A recent study, based on responses from 58,000 respondents in the US and 16,000 respondents in Europe, conducted by Forrester Research reveals interesting findings about the trust placed by consumers in various online advertising and promotion approaches (see figure below). The study shows that 70% of consumers in the US (61% in Europe) trust brand or product recommendations from friends and family. While 55% of US consumers (33% in Europe) trust professionally written online reviews and 46% of US consumers (38% in Europe) trust consumer written online reviews.
As outlined in a previous post in this blog, this level of trust in friends and online opinions doesn’t come as a surprise. It is the logical result of the good reputation that any person tends to have among his friends and the natural trust that online consumers place in authoritative reviewers and aggregated ratings (the so-called wisdom of crowds). Both friends and online authoritative and aggregated opinions can be viewed as reliable sources. The recommendations from reliable sources are of primary importance, they help human brain in making decisions very quickly because they have a big impact on trust inference.

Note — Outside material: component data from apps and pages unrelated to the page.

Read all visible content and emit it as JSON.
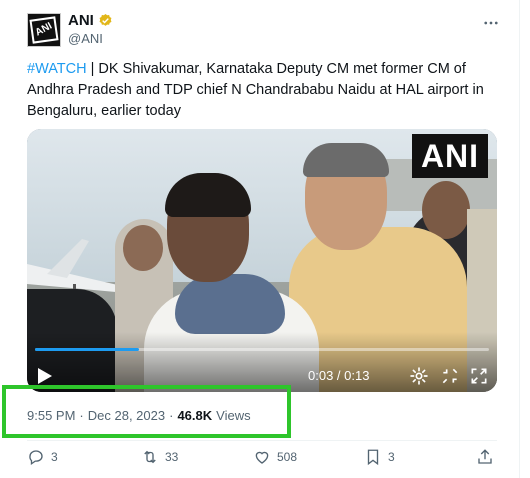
{
  "author": {
    "name": "ANI",
    "handle": "@ANI",
    "avatar_text": "ANI"
  },
  "tweet": {
    "hashtag": "#WATCH",
    "body": " | DK Shivakumar, Karnataka Deputy CM met former CM of Andhra Pradesh and TDP chief N Chandrababu Naidu at HAL airport in Bengaluru, earlier today"
  },
  "video": {
    "watermark": "ANI",
    "time": "0:03 / 0:13",
    "progress": 0.23
  },
  "meta": {
    "time": "9:55 PM",
    "separator": "·",
    "date": "Dec 28, 2023",
    "separator2": "·",
    "views_count": "46.8K",
    "views_label": "Views"
  },
  "actions": {
    "replies": "3",
    "reposts": "33",
    "likes": "508",
    "bookmarks": "3"
  },
  "colors": {
    "accent": "#1d9bf0",
    "secondary_text": "#536471",
    "highlight": "#2ec52b",
    "verified": "#e2b719"
  },
  "icons": [
    "verified-badge-icon",
    "more-icon",
    "play-icon",
    "settings-icon",
    "fullscreen-exit-icon",
    "fullscreen-icon",
    "reply-icon",
    "repost-icon",
    "like-icon",
    "bookmark-icon",
    "share-icon"
  ]
}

That is the reason why we do think that the digital world should move towards the establishment of topic-related, experience and/or expertise-oriented, trust-based hierarchies of reviewers. Those hierarchies will significantly reinforce, for the better, consumers’ reliance on online reviews and recommendations.
Rafik Hanibeche & Adel Amri (Trustiser Founders)